**Brief**
Going through the data below, copy out each line where the word "icon" shows up.

(Beginning of Excerpted records)

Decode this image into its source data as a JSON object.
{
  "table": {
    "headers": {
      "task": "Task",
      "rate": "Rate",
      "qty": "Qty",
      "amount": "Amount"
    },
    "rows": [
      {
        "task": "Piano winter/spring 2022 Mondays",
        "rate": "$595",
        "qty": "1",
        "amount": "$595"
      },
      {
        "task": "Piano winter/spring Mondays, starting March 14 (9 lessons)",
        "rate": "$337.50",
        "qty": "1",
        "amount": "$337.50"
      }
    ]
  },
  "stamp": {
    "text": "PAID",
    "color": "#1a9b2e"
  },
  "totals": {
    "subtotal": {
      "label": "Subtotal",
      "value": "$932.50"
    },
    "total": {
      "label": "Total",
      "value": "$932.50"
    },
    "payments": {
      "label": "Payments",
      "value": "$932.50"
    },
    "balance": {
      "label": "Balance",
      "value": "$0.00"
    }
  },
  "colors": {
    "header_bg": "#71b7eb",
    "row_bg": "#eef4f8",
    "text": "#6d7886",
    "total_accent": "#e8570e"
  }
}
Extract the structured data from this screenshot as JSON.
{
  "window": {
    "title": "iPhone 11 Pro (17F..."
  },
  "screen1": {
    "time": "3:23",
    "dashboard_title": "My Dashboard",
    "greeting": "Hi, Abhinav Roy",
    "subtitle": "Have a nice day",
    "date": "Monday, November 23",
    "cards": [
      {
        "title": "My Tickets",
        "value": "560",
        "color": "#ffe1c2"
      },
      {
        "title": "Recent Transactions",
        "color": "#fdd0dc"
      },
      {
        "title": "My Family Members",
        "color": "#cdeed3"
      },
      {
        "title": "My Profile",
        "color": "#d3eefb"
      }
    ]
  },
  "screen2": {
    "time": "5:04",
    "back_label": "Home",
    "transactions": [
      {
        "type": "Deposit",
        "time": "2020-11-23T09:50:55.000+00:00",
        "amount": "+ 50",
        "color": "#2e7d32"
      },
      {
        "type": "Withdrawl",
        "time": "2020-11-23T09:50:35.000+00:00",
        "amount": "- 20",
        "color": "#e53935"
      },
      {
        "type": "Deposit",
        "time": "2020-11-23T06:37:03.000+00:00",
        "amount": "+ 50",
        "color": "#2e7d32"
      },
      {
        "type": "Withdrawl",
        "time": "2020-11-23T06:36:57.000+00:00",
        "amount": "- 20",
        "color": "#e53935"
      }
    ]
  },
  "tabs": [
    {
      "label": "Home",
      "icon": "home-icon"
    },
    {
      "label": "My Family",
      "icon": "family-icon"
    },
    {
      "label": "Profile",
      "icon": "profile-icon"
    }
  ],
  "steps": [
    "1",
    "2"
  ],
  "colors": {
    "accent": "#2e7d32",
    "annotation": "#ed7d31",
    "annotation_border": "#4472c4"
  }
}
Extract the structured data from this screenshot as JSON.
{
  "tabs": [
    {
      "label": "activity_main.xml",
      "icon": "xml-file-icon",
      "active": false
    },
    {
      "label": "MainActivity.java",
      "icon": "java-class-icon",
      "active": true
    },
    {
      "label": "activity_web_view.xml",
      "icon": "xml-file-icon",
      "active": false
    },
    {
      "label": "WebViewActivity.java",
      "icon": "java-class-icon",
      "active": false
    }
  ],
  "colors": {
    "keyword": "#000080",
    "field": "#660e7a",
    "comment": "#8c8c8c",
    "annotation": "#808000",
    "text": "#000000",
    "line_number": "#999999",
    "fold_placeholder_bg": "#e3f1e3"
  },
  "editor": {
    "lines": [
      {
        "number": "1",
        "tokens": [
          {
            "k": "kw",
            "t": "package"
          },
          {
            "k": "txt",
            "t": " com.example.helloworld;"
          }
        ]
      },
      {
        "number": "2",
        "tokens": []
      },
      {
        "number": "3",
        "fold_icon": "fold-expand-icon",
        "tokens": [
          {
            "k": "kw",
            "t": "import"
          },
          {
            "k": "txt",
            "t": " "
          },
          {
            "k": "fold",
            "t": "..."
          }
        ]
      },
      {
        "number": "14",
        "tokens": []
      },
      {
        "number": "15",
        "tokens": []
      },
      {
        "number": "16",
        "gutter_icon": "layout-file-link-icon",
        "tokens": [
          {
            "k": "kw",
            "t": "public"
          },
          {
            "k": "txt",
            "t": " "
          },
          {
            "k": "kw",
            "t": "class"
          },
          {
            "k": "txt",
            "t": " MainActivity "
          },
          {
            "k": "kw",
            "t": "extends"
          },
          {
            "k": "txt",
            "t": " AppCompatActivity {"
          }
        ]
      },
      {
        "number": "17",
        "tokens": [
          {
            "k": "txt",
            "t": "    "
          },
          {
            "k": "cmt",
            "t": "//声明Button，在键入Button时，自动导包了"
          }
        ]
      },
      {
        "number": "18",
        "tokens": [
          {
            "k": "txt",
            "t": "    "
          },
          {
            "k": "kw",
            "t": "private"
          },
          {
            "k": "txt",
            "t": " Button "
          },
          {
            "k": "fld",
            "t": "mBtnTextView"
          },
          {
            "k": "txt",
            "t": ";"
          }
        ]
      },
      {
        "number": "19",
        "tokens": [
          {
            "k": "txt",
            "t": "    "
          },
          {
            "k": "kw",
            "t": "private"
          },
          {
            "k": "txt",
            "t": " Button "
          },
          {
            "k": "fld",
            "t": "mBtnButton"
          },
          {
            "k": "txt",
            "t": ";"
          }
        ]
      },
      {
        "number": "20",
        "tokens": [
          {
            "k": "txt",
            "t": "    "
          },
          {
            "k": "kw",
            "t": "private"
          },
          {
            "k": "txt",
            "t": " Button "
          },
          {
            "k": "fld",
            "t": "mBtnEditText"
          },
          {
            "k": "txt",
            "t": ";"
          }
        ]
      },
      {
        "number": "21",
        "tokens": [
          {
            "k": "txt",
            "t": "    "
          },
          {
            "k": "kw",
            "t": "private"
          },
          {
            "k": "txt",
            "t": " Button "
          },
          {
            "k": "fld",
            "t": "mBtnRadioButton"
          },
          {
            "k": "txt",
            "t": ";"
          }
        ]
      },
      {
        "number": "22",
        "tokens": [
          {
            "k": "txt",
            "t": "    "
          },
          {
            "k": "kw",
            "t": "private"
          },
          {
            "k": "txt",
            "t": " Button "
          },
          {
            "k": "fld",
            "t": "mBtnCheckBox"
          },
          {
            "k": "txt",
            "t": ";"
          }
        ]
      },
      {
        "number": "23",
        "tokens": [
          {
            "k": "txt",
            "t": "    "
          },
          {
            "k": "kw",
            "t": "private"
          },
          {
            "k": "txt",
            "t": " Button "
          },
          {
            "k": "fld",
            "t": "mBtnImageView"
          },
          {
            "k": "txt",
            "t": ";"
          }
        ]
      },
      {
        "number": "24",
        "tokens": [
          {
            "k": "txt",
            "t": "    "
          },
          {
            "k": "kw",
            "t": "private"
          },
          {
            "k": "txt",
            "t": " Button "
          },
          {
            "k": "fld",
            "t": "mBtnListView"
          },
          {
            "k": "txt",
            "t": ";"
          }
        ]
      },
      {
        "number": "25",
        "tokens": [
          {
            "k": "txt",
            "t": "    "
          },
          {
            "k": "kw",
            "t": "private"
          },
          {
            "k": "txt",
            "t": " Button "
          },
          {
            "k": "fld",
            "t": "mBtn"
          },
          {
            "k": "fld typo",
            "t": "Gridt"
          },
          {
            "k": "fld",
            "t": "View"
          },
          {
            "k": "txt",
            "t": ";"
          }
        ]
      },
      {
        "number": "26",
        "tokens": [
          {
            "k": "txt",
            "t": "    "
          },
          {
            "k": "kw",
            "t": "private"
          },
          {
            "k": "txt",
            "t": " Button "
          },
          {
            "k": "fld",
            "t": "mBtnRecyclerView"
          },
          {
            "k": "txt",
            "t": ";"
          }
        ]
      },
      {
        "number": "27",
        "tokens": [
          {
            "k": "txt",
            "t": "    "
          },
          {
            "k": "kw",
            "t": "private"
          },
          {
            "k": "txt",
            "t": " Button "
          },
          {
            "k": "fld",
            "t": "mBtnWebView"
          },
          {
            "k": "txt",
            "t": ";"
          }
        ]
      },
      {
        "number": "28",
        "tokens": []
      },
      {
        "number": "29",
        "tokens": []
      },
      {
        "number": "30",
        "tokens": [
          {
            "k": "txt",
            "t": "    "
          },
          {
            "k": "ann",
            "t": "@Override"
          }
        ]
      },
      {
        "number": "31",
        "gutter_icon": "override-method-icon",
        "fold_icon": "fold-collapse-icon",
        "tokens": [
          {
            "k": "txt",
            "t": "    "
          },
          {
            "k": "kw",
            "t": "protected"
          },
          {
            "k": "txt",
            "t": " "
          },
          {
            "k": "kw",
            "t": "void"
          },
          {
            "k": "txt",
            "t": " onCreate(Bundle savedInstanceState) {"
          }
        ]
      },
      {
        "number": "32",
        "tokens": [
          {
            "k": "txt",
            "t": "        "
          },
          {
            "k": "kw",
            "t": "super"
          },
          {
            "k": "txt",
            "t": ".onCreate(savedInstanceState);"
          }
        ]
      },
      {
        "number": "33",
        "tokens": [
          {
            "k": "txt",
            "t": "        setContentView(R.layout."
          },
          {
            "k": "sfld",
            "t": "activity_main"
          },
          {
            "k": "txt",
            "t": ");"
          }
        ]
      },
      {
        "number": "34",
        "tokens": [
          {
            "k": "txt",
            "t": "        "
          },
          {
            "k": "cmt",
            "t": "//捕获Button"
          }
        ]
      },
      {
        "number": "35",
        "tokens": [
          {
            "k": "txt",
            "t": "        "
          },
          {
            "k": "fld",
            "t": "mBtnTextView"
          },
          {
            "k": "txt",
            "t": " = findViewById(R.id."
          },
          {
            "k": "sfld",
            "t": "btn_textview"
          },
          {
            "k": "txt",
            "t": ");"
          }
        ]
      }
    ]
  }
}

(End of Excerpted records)

**Solution for this problem**
      "icon": "home-icon"
      "icon": "family-icon"
      "icon": "profile-icon"
      "icon": "xml-file-icon",
      "icon": "java-class-icon",
      "icon": "xml-file-icon",
      "icon": "java-class-icon",
        "fold_icon": "fold-expand-icon",
        "gutter_icon": "layout-file-link-icon",
        "gutter_icon": "override-method-icon",
        "fold_icon": "fold-collapse-icon",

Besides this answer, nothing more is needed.